October 12, 2012
Paywall Puts Anonymous And WikiLeaks At Odds
Michael Harper for redOrbit.com — Your Universe Online
Anonymous, that band of hackers known for attacking both companies and countries alike, has this week taken issue with an organization they once “fought” to protect. When MasterCard, PayPal and Visa pulled their support for Julian Assange´s WikiLeaks, Anonymous jumped into the fray and brought the sites for MasterCard and Visa to their knees.It´s likely now the cybernauts who make up Anonymous now feel as if Julian Assange has become “The Man” after setting up a paywall this week on his WikiLeaks site. Shortly after, representatives of Anonymous began crying foul all over Twitter.
When the Paywall was put in place on the WikiLeaks page on Wednesday, it was reportedly minimally obtrusive and relatively easy to get around. Furthermore, the initial paywall didn´t block access to any files, only asking for users to “Vote with your wallet” before entering, capitalizing on this year´s American elections.
Members of Anonymous were instantly upset by this plea for money and, in a beautiful moment of irony, began taking WikiLeaks to task over issues of ethics. After the fighting had broken out on Wednesday, WikiLeaks confirmed their paywall was not only intentional, but also easily circumvented, either by sharing the page or simply waiting a few minutes. In an interesting move, WikiLeaks supporters were once again allowed to vote with their MasterCard or Visa. Later that evening, the WikiLeaks paywall came down, which sent Anonymous to issue their vote of approval once more.
These happy times were short lived, however, as the paywall was soon put in place again, just hours later. This time, the paywall was on every page. This outraged members of Anonymous, sending them to declare “war” on WikiLeaks, threatening to withdraw their support.
On Thursday, a representative for Anonymous gave a statement explaining their anger with Assange, saying their choices to attack companies in the name of WikiLeaks left some of their group in jail.
“To this day, not ONE single WikiLeaks staff are charged or incarcerated. However, Anonymous has 14 indicted (facing 15 years) for online protests defending WikiLeaks - and one (Jeremy Hammond) in prison and facing 20 years for allegedly supplying the Stratfor GI Files.”
“Lastly, regardless of any workarounds, the fact remains that a meretricious page is placed for the majority of visitors that cannot be closed. The obvious intention is to force donations in exchange for access. This is a filthy and rotten, wholly un-ethical action - and Anonymous is enraged.”
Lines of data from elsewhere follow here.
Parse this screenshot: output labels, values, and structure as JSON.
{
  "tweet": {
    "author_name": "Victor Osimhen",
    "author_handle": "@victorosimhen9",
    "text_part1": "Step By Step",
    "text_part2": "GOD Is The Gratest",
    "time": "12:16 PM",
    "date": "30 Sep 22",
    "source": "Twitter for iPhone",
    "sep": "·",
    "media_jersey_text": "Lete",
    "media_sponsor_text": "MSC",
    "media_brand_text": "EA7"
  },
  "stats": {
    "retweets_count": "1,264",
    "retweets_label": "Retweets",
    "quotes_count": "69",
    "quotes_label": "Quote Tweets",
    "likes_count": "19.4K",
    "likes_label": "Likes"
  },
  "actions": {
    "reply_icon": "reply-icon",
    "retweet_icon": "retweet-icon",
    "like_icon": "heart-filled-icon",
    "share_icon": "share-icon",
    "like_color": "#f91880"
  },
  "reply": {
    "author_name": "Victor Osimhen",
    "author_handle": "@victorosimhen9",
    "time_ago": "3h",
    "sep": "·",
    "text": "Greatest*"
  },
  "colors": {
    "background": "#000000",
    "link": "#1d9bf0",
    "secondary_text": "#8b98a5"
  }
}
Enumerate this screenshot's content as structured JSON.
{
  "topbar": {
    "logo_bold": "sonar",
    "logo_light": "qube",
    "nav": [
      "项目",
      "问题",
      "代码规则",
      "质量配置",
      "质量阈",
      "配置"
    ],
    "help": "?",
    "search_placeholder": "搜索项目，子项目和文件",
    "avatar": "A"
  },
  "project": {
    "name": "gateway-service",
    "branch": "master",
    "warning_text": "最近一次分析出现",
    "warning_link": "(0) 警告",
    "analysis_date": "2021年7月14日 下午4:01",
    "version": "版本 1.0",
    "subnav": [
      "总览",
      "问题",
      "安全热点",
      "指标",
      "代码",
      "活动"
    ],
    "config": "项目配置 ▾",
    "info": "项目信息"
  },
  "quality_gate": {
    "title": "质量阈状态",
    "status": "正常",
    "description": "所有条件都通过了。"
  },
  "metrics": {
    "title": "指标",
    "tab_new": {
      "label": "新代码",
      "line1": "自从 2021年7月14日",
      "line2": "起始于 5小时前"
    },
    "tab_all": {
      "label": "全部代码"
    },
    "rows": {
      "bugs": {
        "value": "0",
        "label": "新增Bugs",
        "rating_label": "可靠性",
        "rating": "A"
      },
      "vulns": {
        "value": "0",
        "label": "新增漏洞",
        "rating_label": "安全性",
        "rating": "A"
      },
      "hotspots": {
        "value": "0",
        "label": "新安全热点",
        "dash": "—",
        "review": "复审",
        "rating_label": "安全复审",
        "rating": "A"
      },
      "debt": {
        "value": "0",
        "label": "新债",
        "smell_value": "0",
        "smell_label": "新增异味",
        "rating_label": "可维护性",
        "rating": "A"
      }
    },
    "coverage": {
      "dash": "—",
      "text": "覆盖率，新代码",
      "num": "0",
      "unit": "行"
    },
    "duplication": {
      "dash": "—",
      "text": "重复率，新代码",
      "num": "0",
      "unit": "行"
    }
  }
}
The hackers left with the final “threat,” of “WikiLeaks we gave you a chance, now it's too late to EXPECT US.”
Assange, on the other hand, has defended his actions, saying, "these donations go to fund WikiLeaks' publishing and infrastructure costs and our legal costs to fight the financial blockade."
WikiLeaks´ status as media is protecting them from any attacks from Anonymous, however, as the hacking group says they will never attack any media group. They did, however, say they would no longer support Assange or WikiLeaks, as well as promising to release “a detailed dossier of all the un-ethical actions perpetrated by WikiLeaks that we have ignored for so long.”
At the time of this writing, the paywall is no longer viewable on WikiLeaks.org.